Emergency Provider's Ability to Stratify Risk of Renal Calculi Prior to CT Scan Confirmation
Jasmine Pierre, M.D., Nicole Nadel, D.O.
Objective: The study purpose was to determine how well emergency medicine providers are able to predict the likelihood of renal calculi based on clinical presentation and urinalysis prior to confirmation by unenhanced computed tomography (CT) scan.
Methods: We enrolled a consecutive cohort of adults presenting to the ED of an urban teaching hospital whose clinical presentation was suspicious enough for renal colic to warrant confirmation by CT imaging during a two month period. Patients were enrolled when an order for CT without contrast was placed to rule out renal calculi, at which time the EM provider (attending, resident, or physician assistant) also predicted the probability of the presumed diagnosis. The provider’s predications were stratified into 5 risk categories (0-20%, 20-40%, 40-60%, 60-80%, 80-100%).
Results: 148 adult patients were enrolled during the study period. 58 (40%) patients were not found to have CT confirmed renal calculi. 78 (53%) patients were found to have radiographic evidence of a stone. 11 (7%) patients were found to have CT evidence of renal calculi, without the actual presence of a stone, and were excluded from the study. 1 patient was found to have an alternative diagnosis of diverticulitis and was excluded. When EM providers predicted there was 0-20% chance o f a renal calculi, our study showed that 20% (2/10) had a definite stone. When a 20-40% chance was predicted, 36% (5/14) patients had a definite stone. When a 40-60% chance was predicted, 34% (11/32) patients had a definite stone. When a 60-80% chance was predicted, 69% (29/42) patients had a definite stone. When a 80-100% chance was predicted, 82% (31/38) patients had a definite stone.

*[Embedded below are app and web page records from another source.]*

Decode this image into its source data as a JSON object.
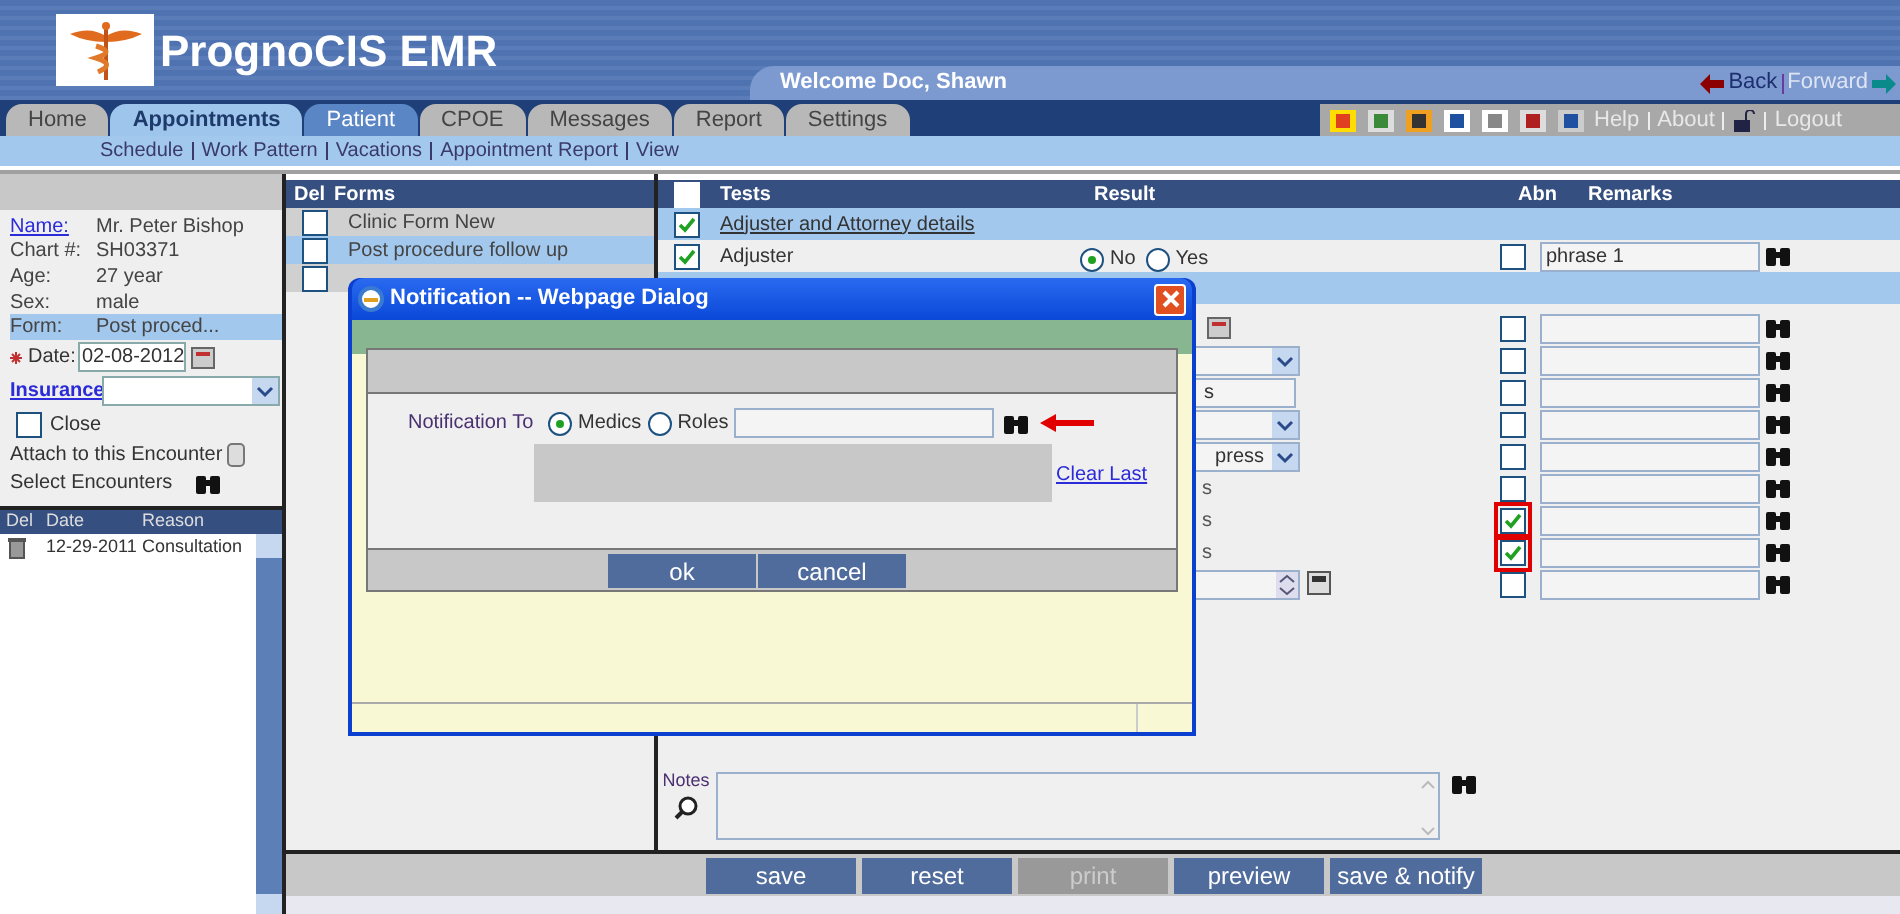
{
  "app": {
    "title": "PrognoCIS EMR",
    "welcome": "Welcome Doc, Shawn",
    "back": "Back",
    "forward": "Forward"
  },
  "tabs": [
    {
      "label": "Home",
      "selected": false
    },
    {
      "label": "Appointments",
      "selected": false,
      "hover": true
    },
    {
      "label": "Patient",
      "selected": true
    },
    {
      "label": "CPOE",
      "selected": false
    },
    {
      "label": "Messages",
      "selected": false
    },
    {
      "label": "Report",
      "selected": false
    },
    {
      "label": "Settings",
      "selected": false
    }
  ],
  "top_links": [
    "Help",
    "About",
    "Logout"
  ],
  "sub_nav": [
    "Schedule",
    "Work Pattern",
    "Vacations",
    "Appointment Report",
    "View"
  ],
  "patient": {
    "fields": [
      {
        "label": "Name:",
        "value": "Mr. Peter Bishop",
        "link": true
      },
      {
        "label": "Chart #:",
        "value": "SH03371"
      },
      {
        "label": "Age:",
        "value": "27 year"
      },
      {
        "label": "Sex:",
        "value": "male"
      },
      {
        "label": "Form:",
        "value": "Post proced...",
        "selected": true
      }
    ],
    "date_label": "Date:",
    "date": "02-08-2012",
    "insurance_label": "Insurance",
    "close_label": "Close",
    "close_checked": false,
    "attach_label": "Attach to this Encounter",
    "select_label": "Select Encounters"
  },
  "encounters": {
    "columns": [
      "Del",
      "Date",
      "Reason"
    ],
    "rows": [
      {
        "date": "12-29-2011",
        "reason": "Consultation"
      }
    ]
  },
  "forms": {
    "columns": [
      "Del",
      "Forms"
    ],
    "rows": [
      {
        "label": "Clinic Form New",
        "selected": false
      },
      {
        "label": "Post procedure follow up",
        "selected": true
      },
      {
        "selected": false
      }
    ]
  },
  "tests": {
    "header_checked": false,
    "columns": [
      "Tests",
      "Result",
      "Abn",
      "Remarks"
    ],
    "rows": [
      {
        "kind": "group",
        "label": "Adjuster and Attorney details",
        "checked": true
      },
      {
        "kind": "radio",
        "label": "Adjuster",
        "checked": true,
        "options": [
          {
            "label": "No",
            "selected": true
          },
          {
            "label": "Yes",
            "selected": false
          }
        ],
        "abn": false,
        "remark": "phrase 1"
      },
      {
        "kind": "group"
      },
      {
        "kind": "date",
        "abn": false
      },
      {
        "kind": "select",
        "abn": false
      },
      {
        "kind": "text",
        "value": "s",
        "abn": false
      },
      {
        "kind": "select",
        "abn": false
      },
      {
        "kind": "select",
        "value": "press",
        "abn": false
      },
      {
        "kind": "plain",
        "tail": "s",
        "abn": false
      },
      {
        "kind": "plain",
        "tail": "s",
        "abn": true,
        "highlighted": true
      },
      {
        "kind": "plain",
        "tail": "s",
        "abn": true,
        "highlighted": true
      },
      {
        "kind": "spinner",
        "abn": false
      }
    ]
  },
  "notes_label": "Notes",
  "buttons": [
    {
      "label": "save",
      "disabled": false
    },
    {
      "label": "reset",
      "disabled": false
    },
    {
      "label": "print",
      "disabled": true
    },
    {
      "label": "preview",
      "disabled": false
    },
    {
      "label": "save & notify",
      "disabled": false
    }
  ],
  "dialog": {
    "title": "Notification -- Webpage Dialog",
    "label": "Notification To",
    "options": [
      {
        "label": "Medics",
        "selected": true
      },
      {
        "label": "Roles",
        "selected": false
      }
    ],
    "clear": "Clear Last",
    "buttons": [
      "ok",
      "cancel"
    ]
  }
}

Conclusion: Emergency providers ordering CT imaging on patients with suspected renal calculi are able to accurately predict the likelihood of the diagnosis.